[Source records]
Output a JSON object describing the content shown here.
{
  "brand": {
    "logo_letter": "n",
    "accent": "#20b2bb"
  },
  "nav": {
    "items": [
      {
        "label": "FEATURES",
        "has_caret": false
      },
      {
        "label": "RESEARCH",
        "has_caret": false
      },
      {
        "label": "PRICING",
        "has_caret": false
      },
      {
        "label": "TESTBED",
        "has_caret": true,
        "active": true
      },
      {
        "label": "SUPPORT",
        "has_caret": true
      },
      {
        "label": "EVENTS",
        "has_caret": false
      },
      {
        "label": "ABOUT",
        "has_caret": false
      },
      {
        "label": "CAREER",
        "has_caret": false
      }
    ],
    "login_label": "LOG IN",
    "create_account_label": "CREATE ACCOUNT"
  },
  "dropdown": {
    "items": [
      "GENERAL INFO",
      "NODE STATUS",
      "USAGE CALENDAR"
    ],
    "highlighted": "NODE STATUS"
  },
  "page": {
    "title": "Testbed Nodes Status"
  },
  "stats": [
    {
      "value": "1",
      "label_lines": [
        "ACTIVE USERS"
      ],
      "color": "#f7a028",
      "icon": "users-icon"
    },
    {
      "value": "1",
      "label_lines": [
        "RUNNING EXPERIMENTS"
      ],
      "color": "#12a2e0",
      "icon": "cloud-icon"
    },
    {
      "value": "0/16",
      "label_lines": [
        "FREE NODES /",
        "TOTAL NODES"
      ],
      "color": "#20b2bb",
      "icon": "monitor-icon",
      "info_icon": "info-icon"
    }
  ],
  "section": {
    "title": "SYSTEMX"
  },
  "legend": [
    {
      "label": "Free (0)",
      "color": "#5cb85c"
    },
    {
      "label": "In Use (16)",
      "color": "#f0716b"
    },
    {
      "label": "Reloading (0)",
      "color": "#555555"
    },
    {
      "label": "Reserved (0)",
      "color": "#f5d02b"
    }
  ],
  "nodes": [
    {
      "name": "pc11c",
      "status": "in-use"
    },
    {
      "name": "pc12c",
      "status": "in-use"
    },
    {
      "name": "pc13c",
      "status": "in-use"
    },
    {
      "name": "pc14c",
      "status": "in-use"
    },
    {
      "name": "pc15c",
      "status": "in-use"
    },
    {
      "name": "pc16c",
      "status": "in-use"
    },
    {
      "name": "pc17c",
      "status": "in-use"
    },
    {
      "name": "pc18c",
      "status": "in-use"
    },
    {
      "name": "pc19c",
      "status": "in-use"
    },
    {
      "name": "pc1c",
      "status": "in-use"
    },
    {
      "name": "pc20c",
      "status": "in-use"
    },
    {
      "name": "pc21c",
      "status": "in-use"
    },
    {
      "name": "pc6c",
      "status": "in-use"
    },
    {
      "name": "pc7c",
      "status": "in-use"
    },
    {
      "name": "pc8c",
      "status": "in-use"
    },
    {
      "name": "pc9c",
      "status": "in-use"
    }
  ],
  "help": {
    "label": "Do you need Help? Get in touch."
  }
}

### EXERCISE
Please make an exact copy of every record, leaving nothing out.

### SOLUTION TO THE PROBLEM
Output a JSON object describing the content shown here.
{
  "brand": {
    "logo_letter": "n",
    "accent": "#20b2bb"
  },
  "nav": {
    "items": [
      {
        "label": "FEATURES",
        "has_caret": false
      },
      {
        "label": "RESEARCH",
        "has_caret": false
      },
      {
        "label": "PRICING",
        "has_caret": false
      },
      {
        "label": "TESTBED",
        "has_caret": true,
        "active": true
      },
      {
        "label": "SUPPORT",
        "has_caret": true
      },
      {
        "label": "EVENTS",
        "has_caret": false
      },
      {
        "label": "ABOUT",
        "has_caret": false
      },
      {
        "label": "CAREER",
        "has_caret": false
      }
    ],
    "login_label": "LOG IN",
    "create_account_label": "CREATE ACCOUNT"
  },
  "dropdown": {
    "items": [
      "GENERAL INFO",
      "NODE STATUS",
      "USAGE CALENDAR"
    ],
    "highlighted": "NODE STATUS"
  },
  "page": {
    "title": "Testbed Nodes Status"
  },
  "stats": [
    {
      "value": "1",
      "label_lines": [
        "ACTIVE USERS"
      ],
      "color": "#f7a028",
      "icon": "users-icon"
    },
    {
      "value": "1",
      "label_lines": [
        "RUNNING EXPERIMENTS"
      ],
      "color": "#12a2e0",
      "icon": "cloud-icon"
    },
    {
      "value": "0/16",
      "label_lines": [
        "FREE NODES /",
        "TOTAL NODES"
      ],
      "color": "#20b2bb",
      "icon": "monitor-icon",
      "info_icon": "info-icon"
    }
  ],
  "section": {
    "title": "SYSTEMX"
  },
  "legend": [
    {
      "label": "Free (0)",
      "color": "#5cb85c"
    },
    {
      "label": "In Use (16)",
      "color": "#f0716b"
    },
    {
      "label": "Reloading (0)",
      "color": "#555555"
    },
    {
      "label": "Reserved (0)",
      "color": "#f5d02b"
    }
  ],
  "nodes": [
    {
      "name": "pc11c",
      "status": "in-use"
    },
    {
      "name": "pc12c",
      "status": "in-use"
    },
    {
      "name": "pc13c",
      "status": "in-use"
    },
    {
      "name": "pc14c",
      "status": "in-use"
    },
    {
      "name": "pc15c",
      "status": "in-use"
    },
    {
      "name": "pc16c",
      "status": "in-use"
    },
    {
      "name": "pc17c",
      "status": "in-use"
    },
    {
      "name": "pc18c",
      "status": "in-use"
    },
    {
      "name": "pc19c",
      "status": "in-use"
    },
    {
      "name": "pc1c",
      "status": "in-use"
    },
    {
      "name": "pc20c",
      "status": "in-use"
    },
    {
      "name": "pc21c",
      "status": "in-use"
    },
    {
      "name": "pc6c",
      "status": "in-use"
    },
    {
      "name": "pc7c",
      "status": "in-use"
    },
    {
      "name": "pc8c",
      "status": "in-use"
    },
    {
      "name": "pc9c",
      "status": "in-use"
    }
  ],
  "help": {
    "label": "Do you need Help? Get in touch."
  }
}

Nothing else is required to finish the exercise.